→ RECORDS PROVIDED:

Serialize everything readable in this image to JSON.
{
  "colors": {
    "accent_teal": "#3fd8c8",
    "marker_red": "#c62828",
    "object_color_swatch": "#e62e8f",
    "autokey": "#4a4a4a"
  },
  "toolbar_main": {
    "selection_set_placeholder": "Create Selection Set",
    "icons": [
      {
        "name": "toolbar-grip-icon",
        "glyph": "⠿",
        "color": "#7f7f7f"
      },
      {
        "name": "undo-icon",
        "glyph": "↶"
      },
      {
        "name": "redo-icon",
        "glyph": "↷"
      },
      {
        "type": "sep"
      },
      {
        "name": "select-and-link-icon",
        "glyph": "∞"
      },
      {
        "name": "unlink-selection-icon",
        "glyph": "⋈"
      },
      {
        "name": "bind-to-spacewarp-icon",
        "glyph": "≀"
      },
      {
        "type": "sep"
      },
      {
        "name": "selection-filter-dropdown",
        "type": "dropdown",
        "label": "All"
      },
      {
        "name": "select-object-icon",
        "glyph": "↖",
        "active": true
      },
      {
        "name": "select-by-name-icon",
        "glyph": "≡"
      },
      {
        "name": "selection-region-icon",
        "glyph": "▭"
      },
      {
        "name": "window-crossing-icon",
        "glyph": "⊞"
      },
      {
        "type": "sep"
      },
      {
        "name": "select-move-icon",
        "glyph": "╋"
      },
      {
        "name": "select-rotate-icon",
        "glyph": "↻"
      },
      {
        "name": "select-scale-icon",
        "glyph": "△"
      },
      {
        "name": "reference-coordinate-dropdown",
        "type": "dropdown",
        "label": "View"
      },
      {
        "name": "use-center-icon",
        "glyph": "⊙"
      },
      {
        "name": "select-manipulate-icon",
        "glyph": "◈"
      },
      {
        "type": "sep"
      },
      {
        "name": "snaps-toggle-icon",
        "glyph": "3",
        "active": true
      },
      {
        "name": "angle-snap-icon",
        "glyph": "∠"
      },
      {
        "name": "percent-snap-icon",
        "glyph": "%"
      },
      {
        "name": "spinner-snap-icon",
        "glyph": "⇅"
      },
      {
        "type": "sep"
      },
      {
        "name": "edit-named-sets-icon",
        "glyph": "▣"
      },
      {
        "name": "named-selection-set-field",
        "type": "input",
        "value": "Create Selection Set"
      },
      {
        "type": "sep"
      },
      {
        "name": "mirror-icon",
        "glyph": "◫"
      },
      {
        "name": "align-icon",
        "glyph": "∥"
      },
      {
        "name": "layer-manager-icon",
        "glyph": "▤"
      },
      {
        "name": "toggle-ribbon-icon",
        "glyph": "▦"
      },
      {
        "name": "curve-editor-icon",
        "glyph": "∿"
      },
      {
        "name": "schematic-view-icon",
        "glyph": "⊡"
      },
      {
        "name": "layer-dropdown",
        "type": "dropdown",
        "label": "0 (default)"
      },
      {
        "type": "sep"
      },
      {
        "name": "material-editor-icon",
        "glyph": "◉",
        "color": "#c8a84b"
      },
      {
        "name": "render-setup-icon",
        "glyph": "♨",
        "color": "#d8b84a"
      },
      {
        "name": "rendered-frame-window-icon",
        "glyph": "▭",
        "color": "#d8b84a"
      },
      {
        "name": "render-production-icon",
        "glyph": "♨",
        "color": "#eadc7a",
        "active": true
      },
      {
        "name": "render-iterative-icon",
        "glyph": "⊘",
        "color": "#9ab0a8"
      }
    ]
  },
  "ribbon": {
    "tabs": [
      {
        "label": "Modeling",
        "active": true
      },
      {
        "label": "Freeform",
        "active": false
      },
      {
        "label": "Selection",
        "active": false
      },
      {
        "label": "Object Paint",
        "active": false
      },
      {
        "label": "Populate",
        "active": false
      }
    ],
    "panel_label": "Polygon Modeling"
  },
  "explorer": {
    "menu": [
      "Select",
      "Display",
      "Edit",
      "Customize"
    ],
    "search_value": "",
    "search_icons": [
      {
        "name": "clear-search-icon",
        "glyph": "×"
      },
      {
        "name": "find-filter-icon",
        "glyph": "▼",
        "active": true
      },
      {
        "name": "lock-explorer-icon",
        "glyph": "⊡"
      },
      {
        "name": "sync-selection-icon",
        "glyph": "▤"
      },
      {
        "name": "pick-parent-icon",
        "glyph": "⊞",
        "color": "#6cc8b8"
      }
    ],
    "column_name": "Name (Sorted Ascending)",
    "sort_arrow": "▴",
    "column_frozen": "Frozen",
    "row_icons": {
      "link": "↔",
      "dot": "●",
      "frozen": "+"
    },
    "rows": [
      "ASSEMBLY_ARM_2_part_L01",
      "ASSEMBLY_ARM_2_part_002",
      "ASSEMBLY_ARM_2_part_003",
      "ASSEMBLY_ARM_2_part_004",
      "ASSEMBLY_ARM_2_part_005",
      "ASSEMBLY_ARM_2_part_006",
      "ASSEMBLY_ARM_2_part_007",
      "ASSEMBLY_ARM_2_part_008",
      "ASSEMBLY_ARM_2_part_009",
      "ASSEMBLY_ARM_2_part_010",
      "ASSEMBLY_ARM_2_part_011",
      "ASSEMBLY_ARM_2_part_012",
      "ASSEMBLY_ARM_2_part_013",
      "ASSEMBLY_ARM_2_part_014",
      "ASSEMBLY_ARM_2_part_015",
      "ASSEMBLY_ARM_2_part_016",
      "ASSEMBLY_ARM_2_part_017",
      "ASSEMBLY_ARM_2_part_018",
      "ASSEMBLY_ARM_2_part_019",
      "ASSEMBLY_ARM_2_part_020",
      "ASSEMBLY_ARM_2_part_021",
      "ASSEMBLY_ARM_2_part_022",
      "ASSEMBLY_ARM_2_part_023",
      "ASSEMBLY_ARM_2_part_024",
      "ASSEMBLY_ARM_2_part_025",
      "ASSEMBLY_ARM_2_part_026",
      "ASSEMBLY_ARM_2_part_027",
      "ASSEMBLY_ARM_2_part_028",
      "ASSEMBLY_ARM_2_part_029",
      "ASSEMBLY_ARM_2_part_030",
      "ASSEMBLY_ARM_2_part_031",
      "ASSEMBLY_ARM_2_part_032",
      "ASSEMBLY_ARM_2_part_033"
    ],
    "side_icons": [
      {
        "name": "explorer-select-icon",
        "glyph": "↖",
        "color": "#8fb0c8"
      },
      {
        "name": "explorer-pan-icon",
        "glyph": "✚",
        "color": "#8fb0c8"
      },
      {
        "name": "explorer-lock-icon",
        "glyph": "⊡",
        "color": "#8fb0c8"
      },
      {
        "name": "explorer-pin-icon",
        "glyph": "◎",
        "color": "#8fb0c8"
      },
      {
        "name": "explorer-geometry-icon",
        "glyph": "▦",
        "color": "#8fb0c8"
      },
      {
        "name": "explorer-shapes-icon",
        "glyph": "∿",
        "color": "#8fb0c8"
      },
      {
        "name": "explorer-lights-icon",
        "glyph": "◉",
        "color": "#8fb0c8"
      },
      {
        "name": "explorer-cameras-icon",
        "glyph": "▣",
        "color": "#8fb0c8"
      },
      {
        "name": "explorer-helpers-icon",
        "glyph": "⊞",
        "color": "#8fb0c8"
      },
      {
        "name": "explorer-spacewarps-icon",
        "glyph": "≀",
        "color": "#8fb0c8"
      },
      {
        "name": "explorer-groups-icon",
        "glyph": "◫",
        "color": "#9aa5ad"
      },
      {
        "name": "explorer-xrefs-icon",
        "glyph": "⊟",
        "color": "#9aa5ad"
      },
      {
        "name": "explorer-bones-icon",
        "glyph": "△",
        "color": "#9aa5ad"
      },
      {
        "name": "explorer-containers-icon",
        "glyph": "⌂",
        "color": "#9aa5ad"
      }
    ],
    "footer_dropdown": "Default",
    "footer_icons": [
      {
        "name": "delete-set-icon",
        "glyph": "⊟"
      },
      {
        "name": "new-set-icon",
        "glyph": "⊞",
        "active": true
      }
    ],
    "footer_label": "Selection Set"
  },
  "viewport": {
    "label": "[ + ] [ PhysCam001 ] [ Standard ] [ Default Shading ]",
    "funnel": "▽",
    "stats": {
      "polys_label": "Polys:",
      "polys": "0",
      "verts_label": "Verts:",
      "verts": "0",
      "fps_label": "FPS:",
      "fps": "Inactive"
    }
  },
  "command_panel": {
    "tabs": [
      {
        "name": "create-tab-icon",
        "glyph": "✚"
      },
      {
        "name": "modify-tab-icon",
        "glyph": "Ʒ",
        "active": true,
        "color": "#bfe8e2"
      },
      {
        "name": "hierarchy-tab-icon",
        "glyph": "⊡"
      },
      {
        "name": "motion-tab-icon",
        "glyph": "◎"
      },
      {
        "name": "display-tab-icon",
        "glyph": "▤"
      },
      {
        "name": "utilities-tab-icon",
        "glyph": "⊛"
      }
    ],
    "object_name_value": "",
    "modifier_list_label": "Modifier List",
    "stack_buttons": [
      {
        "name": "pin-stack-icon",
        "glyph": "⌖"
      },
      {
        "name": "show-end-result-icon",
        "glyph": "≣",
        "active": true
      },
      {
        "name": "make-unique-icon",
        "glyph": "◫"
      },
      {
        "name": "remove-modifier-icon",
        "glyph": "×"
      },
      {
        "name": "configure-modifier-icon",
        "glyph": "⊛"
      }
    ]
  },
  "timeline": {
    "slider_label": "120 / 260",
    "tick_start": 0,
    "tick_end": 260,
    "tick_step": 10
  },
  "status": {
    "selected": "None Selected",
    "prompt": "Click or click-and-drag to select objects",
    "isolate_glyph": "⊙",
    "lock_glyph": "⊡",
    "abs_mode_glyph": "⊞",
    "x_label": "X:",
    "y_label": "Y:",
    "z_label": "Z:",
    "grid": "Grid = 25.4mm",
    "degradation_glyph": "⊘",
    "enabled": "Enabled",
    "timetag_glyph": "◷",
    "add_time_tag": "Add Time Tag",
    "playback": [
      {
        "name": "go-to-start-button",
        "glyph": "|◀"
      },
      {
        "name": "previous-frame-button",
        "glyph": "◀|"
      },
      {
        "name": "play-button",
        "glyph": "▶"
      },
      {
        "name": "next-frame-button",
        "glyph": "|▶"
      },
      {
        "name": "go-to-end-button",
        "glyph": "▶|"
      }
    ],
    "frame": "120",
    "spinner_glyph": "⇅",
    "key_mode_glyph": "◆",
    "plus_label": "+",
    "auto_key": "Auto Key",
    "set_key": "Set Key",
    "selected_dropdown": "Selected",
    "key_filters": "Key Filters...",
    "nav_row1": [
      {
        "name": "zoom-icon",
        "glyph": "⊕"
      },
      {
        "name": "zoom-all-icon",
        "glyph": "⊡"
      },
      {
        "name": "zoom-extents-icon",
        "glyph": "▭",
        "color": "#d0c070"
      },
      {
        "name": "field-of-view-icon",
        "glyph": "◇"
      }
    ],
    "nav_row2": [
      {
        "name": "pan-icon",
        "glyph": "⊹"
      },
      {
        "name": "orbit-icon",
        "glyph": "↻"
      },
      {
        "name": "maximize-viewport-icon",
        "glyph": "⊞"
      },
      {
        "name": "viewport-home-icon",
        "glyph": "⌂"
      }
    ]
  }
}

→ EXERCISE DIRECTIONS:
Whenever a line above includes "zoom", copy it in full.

→ SOLUTION TO THIS TASK:
        "name": "zoom-icon",
        "name": "zoom-all-icon",
        "name": "zoom-extents-icon",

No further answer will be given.